According to the Office for National Statistics (ONS), retail sales including auto fuel rose 4% on an annual basis last month, surging past expectations for a 2.2% gain and rising sharply from the 1.7% increase recorded in the previous month.
That left the quantity bought in the three-month period up 0.3% compared with the previous quarter, marking a slight rebound after three consecutive quarterly drop.
On a month-on-month basis, retail sales including auto fuels rose 2.3%, compared with analysts' expectations for a 1.1% increase and recovering from the 1.8% slip registered in March.
"Today's numbers provide some welcome evidence the economy has made a brighter start to the second quarter following disappointing GDP growth of 0.3% in the first quarter," said Ben Brettell, senior economist at Hargreaves Lansdown.
"With the labour market looking relatively robust, it's possible the current mood of pessimism is unjustified.
The sharp increase in retail sales was largely attributable to the timing of Easter, which fell much later than last year, and warm weather throughout April.
Similarly, a report released last week by the British Retail Consortium (BRC) showed total retail sales were up 6.3%, the biggest increase recorded in six years.
Samuel Tombs, chief UK economist at Pantheon Macroeconomics, warned the latest retail sales data must be taken with a pinch of salt.
"The official retail sales figures are calendar adjusted, so in theory they should be unaffected by the timing of Easter," he said.
"But the data often are volatile around this time of year, suggesting that the ONS' adjustment methodology fails to adjust fully for the boost to spending over the holidays."
However, the better-than-expected figures will only momentarily allay fears that rising inflation has begun to bite as Britons are reining in their spending.
Data released earlier this week by the ONS showed inflation rose at the fastest pace since September 2013 in April, climbing to 2.7% and remaining above the Bank of England's 2% target for the third consecutive month, after breaking through the threshold for the first time in three years in March.

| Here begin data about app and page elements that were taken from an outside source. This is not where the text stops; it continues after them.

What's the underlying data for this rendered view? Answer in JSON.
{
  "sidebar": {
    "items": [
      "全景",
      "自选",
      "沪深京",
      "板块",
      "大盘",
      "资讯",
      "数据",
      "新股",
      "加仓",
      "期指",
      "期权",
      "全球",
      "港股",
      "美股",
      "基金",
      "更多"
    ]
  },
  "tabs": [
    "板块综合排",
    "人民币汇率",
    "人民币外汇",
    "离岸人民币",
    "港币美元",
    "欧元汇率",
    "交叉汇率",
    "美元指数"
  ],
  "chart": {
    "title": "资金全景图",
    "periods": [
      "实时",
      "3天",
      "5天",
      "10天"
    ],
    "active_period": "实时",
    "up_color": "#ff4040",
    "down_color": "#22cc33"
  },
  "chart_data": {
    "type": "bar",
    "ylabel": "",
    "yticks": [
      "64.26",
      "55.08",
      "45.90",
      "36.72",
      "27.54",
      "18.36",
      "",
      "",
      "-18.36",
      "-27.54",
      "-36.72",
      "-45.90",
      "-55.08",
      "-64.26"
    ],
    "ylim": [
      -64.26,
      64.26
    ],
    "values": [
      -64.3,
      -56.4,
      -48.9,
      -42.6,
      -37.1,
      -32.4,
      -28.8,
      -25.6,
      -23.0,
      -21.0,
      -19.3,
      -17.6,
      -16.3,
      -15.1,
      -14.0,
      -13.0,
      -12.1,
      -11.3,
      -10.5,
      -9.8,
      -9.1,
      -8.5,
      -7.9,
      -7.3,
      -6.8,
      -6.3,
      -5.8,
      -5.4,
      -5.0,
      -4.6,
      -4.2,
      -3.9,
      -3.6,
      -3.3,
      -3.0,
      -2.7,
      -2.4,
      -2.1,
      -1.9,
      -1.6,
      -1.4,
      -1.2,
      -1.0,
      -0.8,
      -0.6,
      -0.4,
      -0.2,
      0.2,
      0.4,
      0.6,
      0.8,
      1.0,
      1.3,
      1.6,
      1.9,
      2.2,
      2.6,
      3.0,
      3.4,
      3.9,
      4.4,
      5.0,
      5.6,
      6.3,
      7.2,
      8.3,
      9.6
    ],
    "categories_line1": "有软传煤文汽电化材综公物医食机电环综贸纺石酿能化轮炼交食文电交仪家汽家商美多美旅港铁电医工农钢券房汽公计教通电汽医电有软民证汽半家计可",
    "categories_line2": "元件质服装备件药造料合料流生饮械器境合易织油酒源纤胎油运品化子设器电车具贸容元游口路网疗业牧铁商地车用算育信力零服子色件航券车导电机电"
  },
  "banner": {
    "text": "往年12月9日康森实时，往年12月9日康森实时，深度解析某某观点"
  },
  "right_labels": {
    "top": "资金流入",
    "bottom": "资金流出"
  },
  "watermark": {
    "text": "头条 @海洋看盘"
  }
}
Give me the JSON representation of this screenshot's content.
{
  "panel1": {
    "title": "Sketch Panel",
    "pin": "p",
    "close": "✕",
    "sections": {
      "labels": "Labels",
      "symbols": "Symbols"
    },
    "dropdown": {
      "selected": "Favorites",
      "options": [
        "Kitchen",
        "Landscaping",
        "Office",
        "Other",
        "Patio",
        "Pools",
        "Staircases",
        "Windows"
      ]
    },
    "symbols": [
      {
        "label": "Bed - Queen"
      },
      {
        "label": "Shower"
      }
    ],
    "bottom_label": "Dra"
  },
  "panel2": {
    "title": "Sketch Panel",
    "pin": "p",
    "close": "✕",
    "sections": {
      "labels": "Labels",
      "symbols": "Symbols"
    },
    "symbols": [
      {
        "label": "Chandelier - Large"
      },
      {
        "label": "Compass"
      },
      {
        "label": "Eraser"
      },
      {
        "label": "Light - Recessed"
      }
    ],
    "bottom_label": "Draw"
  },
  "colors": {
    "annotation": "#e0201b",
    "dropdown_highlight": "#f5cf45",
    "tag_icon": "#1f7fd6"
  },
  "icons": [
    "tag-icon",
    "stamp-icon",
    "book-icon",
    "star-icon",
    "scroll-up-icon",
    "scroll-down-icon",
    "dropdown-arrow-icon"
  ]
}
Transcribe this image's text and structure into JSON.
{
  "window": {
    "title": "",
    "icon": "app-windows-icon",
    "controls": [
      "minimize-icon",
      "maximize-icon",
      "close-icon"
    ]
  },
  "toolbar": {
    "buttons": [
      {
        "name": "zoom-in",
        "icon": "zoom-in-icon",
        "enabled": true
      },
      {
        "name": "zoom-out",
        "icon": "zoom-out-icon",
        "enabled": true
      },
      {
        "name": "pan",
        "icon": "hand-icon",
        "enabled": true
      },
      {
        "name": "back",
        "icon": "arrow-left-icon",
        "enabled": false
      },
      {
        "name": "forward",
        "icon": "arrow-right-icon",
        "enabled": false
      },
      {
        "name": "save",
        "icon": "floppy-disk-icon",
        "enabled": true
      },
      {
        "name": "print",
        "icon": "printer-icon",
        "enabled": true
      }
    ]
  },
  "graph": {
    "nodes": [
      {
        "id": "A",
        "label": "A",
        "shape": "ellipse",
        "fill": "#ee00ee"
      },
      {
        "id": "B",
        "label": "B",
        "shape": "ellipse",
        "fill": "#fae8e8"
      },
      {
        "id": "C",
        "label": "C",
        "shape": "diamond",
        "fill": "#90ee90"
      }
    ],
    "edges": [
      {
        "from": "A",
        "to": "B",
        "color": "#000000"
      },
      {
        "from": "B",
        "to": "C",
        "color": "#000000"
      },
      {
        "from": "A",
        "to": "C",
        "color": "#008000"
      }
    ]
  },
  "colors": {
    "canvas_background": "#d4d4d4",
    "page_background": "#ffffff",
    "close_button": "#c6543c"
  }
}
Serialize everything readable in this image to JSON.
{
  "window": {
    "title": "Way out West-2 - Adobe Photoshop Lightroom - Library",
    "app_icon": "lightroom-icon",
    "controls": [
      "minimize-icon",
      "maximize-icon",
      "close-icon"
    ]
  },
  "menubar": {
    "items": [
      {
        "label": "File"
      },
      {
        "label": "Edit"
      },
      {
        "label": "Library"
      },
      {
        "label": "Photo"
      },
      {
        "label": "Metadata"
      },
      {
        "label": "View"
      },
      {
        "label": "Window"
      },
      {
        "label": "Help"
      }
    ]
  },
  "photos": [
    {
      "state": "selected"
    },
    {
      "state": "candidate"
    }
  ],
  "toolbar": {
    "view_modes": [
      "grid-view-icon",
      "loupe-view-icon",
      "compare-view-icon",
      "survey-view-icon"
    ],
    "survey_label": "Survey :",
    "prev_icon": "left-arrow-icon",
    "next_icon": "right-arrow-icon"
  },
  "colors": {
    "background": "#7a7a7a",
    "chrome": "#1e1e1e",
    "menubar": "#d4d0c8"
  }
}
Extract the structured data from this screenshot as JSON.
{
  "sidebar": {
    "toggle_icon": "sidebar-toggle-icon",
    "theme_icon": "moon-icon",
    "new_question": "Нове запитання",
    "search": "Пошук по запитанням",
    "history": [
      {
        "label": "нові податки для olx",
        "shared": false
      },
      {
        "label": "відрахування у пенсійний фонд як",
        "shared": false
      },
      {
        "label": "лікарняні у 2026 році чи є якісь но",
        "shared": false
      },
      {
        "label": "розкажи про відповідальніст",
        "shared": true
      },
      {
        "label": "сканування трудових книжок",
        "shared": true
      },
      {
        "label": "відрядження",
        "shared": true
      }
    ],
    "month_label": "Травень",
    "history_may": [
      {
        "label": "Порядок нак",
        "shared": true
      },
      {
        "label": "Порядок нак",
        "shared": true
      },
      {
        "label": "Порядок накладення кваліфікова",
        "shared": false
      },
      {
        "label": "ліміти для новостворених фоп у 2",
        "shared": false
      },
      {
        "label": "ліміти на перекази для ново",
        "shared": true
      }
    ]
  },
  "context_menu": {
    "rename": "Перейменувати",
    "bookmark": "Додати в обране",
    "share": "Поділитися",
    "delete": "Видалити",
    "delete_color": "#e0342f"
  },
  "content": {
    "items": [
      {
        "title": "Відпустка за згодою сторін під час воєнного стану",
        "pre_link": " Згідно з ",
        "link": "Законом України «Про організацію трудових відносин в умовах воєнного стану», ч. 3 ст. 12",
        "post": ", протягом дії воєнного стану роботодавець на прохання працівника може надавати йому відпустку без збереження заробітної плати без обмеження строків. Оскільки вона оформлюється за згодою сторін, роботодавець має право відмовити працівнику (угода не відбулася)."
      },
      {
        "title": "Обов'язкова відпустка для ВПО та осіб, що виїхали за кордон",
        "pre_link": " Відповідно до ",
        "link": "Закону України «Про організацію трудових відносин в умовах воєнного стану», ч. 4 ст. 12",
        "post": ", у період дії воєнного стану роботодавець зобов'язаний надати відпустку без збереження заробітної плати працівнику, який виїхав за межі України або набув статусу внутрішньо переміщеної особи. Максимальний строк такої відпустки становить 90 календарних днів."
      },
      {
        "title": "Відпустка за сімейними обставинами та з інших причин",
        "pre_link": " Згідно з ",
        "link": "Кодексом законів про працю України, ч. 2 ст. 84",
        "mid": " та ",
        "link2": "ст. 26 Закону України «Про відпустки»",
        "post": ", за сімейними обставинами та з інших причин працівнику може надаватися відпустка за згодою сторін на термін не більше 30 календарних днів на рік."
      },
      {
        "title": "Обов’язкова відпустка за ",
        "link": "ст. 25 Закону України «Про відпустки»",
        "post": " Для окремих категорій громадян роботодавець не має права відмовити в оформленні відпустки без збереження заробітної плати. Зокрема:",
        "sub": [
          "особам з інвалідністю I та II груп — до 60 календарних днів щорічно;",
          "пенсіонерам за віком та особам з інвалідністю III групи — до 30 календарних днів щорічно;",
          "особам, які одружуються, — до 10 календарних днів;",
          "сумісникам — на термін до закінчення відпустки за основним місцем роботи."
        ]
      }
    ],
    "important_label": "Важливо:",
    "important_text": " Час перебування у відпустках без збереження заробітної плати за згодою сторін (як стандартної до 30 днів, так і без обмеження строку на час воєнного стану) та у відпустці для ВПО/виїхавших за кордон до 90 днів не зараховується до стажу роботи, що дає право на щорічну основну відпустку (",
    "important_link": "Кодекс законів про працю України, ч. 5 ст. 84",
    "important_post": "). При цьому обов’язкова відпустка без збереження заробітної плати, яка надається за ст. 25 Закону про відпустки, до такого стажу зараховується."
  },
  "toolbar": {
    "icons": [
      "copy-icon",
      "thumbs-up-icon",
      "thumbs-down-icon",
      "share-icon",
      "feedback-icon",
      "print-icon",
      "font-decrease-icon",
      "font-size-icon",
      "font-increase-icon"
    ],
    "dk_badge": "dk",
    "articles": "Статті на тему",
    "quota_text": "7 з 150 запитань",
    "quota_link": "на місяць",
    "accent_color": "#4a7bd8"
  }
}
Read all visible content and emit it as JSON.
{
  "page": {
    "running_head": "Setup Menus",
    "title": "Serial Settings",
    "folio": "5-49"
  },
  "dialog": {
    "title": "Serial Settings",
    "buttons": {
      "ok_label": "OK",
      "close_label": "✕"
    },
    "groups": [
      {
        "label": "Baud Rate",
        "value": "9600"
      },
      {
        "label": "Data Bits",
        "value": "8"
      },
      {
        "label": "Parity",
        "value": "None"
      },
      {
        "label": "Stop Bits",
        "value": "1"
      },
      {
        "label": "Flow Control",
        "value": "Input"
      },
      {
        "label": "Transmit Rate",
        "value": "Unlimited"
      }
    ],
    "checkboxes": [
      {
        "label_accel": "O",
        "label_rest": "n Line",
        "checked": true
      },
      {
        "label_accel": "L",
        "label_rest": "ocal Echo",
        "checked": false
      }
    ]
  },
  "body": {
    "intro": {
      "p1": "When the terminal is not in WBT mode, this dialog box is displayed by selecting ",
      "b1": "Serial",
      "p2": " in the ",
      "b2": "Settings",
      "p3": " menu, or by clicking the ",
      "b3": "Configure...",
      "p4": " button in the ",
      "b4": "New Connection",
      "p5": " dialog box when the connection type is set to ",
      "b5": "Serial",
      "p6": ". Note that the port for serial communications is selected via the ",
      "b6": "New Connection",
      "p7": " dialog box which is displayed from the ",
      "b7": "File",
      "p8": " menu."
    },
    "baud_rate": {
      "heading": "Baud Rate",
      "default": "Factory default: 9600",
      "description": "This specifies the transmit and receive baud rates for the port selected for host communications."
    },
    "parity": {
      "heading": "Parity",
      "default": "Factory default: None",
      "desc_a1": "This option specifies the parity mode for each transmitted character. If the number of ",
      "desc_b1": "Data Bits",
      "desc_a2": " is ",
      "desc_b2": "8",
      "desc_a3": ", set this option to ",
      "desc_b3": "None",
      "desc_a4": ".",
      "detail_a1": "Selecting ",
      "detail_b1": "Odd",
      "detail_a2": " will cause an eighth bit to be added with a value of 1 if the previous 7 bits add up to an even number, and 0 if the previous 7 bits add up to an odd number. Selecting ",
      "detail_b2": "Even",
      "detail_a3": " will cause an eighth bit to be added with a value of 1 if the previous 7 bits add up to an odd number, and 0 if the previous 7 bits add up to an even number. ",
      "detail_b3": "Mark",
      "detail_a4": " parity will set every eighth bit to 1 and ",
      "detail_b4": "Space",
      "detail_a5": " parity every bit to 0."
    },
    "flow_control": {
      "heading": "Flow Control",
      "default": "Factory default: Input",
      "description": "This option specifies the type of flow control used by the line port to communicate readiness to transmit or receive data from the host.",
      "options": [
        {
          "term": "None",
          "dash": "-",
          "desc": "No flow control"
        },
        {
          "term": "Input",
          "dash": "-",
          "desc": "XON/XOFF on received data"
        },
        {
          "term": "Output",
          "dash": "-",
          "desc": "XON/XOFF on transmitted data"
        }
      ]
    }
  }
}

Meanwhile, basic salaries excluding bonuses grew 2.1% in the three months to March, in line with expectations but lower than the 2.2% recorded in the previous quarter. Crucially, however, when adjusted for inflation average weekly earnings fell 0.2% year-on-year when excluding bonuses, the first time real pay has fallen behind inflation since September 2014.